ST: It’s hard to believe a judge wouldn’t throw the case out.
JB: That’s why we’re appealing the verdict. Because very little of what went on in that courtroom makes solid legal sense. I mean, there was unfortunately some animosity over the years, which I did not go into in public because I didn’t feel it was right. But East Bay Ray even called me in the studio in 1993 — in the middle of the night and in the middle of recording my album with Mojo Nixon — and yelled at me for an hour about how I ruined his life because we didn’t sign with a major label twelve years earlier. And that’s where some of the roots of this are: bizarre delusions in the minds of people with too much time on their hands that somehow I — who was the main creative force in the band by far — deprived them of being major label rock stars. They even said in BAM Magazine when this got ugly that we could have gone on and on for years like REM or U2. Also, he’s showed repeatedly over the years disrespect for the people who’ve kept him so nice, comfy and fed — Dead Kennedys fans — by just saying that they’ll buy anything.
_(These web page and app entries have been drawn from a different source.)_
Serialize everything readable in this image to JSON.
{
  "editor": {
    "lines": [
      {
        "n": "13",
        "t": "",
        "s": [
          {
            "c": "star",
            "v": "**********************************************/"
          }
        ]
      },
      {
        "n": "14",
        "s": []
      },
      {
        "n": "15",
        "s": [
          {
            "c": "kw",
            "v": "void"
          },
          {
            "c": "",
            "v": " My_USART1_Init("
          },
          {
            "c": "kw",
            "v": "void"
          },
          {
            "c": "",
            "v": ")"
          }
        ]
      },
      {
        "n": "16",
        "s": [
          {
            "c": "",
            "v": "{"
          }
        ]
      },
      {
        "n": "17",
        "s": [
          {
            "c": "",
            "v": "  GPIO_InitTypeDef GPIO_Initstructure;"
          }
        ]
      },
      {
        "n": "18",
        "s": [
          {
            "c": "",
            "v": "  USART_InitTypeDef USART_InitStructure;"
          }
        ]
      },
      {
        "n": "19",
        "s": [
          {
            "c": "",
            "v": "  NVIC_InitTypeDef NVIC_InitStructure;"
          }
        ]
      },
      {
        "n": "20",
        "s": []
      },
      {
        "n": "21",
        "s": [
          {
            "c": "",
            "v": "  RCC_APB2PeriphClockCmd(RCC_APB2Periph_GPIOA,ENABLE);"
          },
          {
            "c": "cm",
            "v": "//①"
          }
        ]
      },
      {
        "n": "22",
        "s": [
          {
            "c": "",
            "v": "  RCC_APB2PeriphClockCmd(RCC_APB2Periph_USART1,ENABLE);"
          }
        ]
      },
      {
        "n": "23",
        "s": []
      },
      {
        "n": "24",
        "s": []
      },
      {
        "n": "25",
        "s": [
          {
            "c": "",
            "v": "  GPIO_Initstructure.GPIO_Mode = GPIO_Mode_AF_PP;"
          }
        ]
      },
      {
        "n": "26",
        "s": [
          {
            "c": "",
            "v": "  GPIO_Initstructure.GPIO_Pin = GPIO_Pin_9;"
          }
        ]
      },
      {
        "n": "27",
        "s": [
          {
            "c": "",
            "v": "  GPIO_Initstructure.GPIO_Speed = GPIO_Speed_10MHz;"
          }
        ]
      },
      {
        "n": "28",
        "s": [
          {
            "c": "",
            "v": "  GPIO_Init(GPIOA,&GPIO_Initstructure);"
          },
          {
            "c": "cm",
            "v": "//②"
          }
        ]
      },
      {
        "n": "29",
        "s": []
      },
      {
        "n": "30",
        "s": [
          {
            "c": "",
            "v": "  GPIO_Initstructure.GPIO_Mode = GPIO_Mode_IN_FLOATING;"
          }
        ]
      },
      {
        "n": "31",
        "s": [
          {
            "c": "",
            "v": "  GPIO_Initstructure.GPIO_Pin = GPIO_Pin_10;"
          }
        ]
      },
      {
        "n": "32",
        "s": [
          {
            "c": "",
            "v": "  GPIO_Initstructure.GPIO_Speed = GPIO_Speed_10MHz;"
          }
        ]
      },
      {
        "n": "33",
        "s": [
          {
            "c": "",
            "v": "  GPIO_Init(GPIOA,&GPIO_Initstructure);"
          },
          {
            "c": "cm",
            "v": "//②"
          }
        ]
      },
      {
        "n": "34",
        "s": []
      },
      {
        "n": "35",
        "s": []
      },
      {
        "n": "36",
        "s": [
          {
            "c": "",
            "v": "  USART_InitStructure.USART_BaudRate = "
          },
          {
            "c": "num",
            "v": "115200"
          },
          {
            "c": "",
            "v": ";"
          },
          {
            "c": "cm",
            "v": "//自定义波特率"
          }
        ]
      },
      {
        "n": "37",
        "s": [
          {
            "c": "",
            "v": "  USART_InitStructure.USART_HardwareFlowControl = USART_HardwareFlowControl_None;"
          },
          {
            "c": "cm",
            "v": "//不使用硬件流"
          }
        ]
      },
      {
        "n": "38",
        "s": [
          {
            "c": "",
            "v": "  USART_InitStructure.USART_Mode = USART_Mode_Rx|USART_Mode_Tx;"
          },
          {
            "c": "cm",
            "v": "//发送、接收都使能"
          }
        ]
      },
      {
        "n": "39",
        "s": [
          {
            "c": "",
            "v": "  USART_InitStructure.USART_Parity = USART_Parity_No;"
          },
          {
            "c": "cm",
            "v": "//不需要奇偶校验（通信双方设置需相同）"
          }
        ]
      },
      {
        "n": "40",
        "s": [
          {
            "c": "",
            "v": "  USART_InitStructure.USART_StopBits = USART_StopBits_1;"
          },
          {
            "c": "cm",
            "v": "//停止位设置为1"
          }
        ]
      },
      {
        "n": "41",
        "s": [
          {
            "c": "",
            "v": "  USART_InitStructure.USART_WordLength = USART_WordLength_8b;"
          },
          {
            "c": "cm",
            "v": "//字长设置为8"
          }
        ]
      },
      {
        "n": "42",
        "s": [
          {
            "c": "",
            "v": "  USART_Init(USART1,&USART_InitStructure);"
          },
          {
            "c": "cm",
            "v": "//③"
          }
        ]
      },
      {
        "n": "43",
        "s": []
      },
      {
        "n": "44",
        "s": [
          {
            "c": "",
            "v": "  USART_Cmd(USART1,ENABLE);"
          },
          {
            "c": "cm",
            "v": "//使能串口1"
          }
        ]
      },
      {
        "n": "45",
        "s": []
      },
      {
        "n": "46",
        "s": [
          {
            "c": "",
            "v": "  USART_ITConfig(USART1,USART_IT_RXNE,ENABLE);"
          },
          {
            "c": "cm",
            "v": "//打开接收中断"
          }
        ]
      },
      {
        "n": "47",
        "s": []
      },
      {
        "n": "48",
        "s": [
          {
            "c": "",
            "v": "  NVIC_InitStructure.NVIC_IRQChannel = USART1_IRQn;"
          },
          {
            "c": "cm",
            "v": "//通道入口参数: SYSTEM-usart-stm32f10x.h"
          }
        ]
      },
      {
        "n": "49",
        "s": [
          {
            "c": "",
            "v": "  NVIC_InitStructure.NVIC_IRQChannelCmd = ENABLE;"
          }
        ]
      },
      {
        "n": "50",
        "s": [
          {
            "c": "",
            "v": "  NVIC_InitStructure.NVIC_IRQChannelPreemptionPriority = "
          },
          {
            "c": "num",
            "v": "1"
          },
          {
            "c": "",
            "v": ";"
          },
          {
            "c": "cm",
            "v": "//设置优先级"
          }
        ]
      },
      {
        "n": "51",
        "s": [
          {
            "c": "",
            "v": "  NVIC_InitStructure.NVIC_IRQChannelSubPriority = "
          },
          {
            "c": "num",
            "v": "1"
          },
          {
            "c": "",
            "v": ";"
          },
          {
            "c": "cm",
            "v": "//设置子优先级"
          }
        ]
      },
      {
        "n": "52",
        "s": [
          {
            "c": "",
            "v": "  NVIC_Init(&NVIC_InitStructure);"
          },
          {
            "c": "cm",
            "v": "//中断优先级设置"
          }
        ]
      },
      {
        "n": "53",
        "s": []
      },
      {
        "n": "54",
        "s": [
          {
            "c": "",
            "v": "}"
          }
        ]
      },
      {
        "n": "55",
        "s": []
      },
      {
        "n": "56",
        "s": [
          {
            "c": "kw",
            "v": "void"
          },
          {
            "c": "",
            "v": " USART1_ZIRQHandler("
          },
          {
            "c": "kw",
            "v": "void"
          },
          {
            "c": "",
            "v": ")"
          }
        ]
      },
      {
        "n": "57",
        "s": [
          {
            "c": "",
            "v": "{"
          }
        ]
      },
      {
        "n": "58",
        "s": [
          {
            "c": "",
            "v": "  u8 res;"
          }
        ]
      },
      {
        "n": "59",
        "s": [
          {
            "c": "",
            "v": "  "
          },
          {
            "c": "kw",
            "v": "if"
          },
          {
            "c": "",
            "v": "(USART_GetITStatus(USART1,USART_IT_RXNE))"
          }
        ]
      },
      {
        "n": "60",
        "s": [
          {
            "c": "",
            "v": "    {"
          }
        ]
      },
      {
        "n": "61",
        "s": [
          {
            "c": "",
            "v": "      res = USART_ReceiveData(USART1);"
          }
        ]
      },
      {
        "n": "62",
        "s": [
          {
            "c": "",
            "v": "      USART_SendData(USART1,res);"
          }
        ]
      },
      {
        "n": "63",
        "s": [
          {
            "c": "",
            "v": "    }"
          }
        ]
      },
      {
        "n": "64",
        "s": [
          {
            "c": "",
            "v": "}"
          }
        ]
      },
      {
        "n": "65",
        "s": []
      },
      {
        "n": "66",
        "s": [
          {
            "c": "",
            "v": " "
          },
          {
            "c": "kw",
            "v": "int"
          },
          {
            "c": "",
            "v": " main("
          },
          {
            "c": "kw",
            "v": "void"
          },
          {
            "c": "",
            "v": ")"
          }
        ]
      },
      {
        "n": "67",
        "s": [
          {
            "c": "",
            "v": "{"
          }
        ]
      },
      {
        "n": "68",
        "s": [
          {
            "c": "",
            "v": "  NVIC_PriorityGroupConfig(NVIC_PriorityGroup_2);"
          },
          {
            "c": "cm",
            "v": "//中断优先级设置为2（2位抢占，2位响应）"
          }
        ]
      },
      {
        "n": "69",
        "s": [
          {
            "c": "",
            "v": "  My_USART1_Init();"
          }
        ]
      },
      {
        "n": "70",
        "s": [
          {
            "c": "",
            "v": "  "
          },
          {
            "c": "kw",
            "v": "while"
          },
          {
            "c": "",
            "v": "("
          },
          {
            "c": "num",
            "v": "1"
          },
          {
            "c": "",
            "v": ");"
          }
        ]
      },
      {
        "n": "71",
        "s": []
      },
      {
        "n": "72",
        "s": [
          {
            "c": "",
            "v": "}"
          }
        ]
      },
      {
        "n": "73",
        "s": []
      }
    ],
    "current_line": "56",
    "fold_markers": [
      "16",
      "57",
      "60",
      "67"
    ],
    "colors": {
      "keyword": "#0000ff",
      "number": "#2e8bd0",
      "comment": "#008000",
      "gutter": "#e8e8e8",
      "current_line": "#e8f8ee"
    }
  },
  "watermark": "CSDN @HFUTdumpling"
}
And now they’re testing that theory.
ST: By going so far as lying to them. Do you have any Dead Kennedys fans chasing you down, wondering why you’re not onstage with them?
JB: Most of the anger is directed towards them by people who feel that they were deliberately ripped off. They saw the name Dead Kennedys in the ad, not totally aware of what had been going on, and assumed it was the real band. And felt that there was a bait-and-switch going on. I mean, there have been some angry promoters that have contacted Alternative Tentacles.
ST: And you tell them, “Hey, we don’t have anything to do with these guys.”
JB: Yeah. What they’re not doing is marketing the Dead Kennedys in the spirit of what the band stood for. Or any kind of respect. It’s the exact opposite, even to the point where somebody is monkeying with the artwork on the albums to make it come off a bit more toothless and hokey. Especially what happened with Frankenchrist. They’ve even cut up some of Winston Smith’s artwork. And the live album was so bad that I asked them to please take my name off of it. How much pride do people take in their work when they put out something where Ray blows “Police Truck” six times, and that’s just the opening song? All of these reissues were not authorized by me, I do not endorse them, the live album was put out without my permission, and I’ve not seen a dime at this point, either. The lawyers sent a letter last August declaring that they weren’t going to pay me anything anymore — unless I pay them $140,000 which they claim was my share of their bill to sue me — for anything to do with Dead Kennedys. Perhaps that was their real goal in the lawsuit, who knows?
ST: When will the verdict on the appeal come down?
JB: It would have come down by now but the other side has been stalling like crazy, asking for extension after extension. It’s a drawn-out process anyway: there’s a brief filed, then a counter brief, then more briefing and more arguing and finally the appeal is argued in open court and the appellate court can release an opinion on it whenever they want within the next six months or so. We haven’t even made it to round one because of so much stalling on the other side. It’s almost as if they’re behaving as if they fear they might lose the appeal, and are trying to squeeze every last drop of blood out of the corpse before running off with it.
ST: Hoping you’ll just give up.
JB: Yeah, or loot the store before the court comes down on them like they should have all along.
ST: How does this make you feel about what you’ve created? Can you even listen to it?
JB: I’ve never even been able to listen to the remastered ones; I was completely cut out of that. The other band members nor Manifesto have never showed one ounce of respect or attempted to contact me on this. I never even signed Manifesto’s contract.